I’ve milked just about story possible out of Guatemala except for the markets. I love markets all over the world and until Guatemala India held the top spot in my heart; now the two countries compete for the honor of most diverse and brilliant hued marketplaces.
Chichicastenango—Huge, Dense, & a Tad Overwhelming
Rosie didn’t do Chichicastenango justice when she sarcastically mentioned this now iconic Central American market in Bye Bye Birdie (any other musical nerds? anyone? Bueller?), but Chichi market place is certainly deserving of a both a song and half a day. Held every single Thursday and Sunday villagers from all over the Western Highlands in Guatemala bring their wares and textiles to flesh out the permanent stalls in this medium size town that swells in size on market days.
I actually have mixed feelings about Chichi, another traveler referred to it as the Walmart of Guatemala – a name both a funny and apt. The experience was neat but I would actually skip it if I were traveling on a tight time line…but that’s just me, other travelers fell in love!
Antigua’s Artisan’s Market—Great Deals, Friendly Bartering, & High Quality
As far as market’s go the Artisan’s market in Antigua was my favorite place to actually to pick up some trinkets and presents for the kids in my life back home. The vendors pay a pretty penny to locate themselves within the Artisan’s market which results in a higher end selection of goods in most cases.

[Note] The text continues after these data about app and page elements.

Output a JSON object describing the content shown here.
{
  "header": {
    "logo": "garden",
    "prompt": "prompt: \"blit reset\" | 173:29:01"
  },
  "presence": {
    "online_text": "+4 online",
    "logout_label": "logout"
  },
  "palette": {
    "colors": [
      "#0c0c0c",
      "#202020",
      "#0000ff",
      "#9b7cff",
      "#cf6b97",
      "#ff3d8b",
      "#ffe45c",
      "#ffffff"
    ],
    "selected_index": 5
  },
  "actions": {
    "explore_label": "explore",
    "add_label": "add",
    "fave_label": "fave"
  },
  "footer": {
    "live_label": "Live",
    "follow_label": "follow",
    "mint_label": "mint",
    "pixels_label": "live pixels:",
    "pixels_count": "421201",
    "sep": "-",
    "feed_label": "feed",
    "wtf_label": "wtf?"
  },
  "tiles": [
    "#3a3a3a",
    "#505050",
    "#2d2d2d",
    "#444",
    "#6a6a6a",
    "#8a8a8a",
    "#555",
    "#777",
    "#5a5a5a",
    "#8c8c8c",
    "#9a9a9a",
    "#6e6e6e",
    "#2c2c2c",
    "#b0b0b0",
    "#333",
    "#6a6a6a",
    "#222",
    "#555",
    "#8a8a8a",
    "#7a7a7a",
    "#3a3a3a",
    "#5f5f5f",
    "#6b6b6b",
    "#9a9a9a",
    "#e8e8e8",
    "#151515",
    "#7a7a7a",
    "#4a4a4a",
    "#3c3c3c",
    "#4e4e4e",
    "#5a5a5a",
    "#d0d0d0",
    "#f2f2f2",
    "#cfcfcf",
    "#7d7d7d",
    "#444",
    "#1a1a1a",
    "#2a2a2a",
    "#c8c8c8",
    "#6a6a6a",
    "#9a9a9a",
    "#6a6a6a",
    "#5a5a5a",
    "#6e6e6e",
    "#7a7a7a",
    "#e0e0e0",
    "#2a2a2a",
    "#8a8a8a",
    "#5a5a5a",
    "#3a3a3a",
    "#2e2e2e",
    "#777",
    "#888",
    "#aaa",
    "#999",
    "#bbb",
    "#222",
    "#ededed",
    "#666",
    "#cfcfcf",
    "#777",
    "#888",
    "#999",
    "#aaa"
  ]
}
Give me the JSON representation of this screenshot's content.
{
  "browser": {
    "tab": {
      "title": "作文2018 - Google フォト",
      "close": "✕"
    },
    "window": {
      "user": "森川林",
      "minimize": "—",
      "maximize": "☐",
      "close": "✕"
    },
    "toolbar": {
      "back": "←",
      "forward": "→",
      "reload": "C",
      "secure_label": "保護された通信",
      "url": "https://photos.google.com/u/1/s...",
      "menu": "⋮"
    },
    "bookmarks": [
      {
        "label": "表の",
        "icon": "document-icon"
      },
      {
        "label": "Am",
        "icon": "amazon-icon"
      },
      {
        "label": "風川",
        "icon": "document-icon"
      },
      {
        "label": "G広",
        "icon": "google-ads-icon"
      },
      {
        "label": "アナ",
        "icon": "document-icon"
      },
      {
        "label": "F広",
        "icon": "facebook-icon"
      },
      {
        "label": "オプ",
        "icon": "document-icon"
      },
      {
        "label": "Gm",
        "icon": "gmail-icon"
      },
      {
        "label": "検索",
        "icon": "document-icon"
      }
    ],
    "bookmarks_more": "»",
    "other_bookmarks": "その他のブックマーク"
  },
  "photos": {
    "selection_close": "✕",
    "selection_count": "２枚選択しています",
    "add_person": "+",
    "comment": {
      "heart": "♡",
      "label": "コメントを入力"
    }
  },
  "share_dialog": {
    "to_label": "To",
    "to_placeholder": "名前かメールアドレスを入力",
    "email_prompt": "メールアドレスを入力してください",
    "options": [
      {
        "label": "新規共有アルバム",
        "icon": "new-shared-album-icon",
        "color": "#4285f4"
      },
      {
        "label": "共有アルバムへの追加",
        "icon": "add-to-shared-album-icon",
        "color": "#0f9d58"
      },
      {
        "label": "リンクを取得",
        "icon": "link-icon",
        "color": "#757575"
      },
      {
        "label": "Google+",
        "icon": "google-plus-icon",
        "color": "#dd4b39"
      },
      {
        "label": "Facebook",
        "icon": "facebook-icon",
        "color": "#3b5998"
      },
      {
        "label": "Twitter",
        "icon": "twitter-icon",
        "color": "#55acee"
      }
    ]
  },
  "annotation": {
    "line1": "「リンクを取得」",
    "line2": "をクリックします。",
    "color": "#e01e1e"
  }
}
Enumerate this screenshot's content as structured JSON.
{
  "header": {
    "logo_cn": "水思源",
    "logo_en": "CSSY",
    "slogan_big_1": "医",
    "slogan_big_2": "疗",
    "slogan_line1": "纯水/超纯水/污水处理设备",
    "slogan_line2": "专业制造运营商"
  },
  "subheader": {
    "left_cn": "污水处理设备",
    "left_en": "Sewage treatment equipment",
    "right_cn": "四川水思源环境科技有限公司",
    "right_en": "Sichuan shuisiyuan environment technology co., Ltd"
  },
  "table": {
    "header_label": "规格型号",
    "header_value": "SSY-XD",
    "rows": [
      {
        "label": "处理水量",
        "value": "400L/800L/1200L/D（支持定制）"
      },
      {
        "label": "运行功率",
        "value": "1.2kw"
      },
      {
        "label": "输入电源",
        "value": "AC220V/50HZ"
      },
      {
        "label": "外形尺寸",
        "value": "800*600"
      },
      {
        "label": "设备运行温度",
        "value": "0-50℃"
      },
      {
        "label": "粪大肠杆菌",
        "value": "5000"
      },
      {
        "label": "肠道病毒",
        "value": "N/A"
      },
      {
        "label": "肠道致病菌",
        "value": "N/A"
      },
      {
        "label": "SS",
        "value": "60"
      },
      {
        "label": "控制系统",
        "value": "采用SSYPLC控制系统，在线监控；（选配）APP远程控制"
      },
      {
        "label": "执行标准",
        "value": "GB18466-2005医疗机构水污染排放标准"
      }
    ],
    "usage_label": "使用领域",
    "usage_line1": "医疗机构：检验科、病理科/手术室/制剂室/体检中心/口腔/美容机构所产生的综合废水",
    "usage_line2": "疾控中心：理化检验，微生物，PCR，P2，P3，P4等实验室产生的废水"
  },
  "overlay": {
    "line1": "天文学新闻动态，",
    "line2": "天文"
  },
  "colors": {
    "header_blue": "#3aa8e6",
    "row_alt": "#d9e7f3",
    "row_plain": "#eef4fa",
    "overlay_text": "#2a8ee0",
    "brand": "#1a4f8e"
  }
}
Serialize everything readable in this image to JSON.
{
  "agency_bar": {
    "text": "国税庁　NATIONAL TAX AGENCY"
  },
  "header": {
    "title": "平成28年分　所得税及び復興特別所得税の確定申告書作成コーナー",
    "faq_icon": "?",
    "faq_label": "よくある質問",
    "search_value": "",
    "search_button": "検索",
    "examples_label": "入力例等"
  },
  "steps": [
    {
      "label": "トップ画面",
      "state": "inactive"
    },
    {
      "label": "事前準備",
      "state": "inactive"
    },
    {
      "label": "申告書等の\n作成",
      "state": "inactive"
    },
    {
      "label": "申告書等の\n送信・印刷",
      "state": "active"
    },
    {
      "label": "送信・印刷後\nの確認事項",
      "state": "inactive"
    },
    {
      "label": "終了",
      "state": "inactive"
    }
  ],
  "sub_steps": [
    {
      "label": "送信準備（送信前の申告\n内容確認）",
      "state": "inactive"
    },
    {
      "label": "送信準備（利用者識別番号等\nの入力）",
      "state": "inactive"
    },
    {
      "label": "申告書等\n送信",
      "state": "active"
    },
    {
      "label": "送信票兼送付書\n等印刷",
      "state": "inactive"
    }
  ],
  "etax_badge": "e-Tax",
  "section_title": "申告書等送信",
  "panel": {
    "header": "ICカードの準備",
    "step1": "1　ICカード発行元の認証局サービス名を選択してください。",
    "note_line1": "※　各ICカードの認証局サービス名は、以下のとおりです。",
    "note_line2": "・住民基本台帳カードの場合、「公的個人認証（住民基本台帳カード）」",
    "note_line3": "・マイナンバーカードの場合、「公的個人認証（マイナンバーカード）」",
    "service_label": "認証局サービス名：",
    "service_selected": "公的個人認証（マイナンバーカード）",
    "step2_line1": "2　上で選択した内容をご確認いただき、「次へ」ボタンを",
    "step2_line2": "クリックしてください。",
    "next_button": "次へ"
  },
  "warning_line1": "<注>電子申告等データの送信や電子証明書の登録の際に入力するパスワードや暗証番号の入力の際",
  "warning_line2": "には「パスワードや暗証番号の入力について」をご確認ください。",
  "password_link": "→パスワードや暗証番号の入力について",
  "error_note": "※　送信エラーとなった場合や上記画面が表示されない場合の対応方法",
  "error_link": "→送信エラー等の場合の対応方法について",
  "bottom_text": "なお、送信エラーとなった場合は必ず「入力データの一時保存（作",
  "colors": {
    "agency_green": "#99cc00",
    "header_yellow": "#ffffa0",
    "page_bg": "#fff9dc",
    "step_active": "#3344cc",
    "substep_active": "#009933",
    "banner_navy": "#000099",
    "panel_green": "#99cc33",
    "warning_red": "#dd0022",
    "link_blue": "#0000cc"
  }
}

Additionally, and it cannot be overrated, just outside of the Artisan’s Market is Antigua’s local market for fresh fruit and veggies. A mere 5Q (about 60 cents) yields a heaping cup full of fresh fruit and when I parted with another 5Q a nearby stall handed over a plate full of freshly grilled plantain –does lunch get much better than that?!
Although India’s markets are legendary because you can find the absolute most random items, Guatemala’s gentle Mayan vendors with their soft sell and fun fabrics leave me still smiling now as I look at my questionably tacky purse with clashing fabrics, mixed patterns, embroidery and nearly every other style of handiwork all on one lovely little bag – it’s my favorite souvenir yet
Friends in LA once I got there last month informed me that this purse is actually really tacky. It sends me straight back to Guatemalan every time I look at it though! What do you think? Tacky or gorgeous?!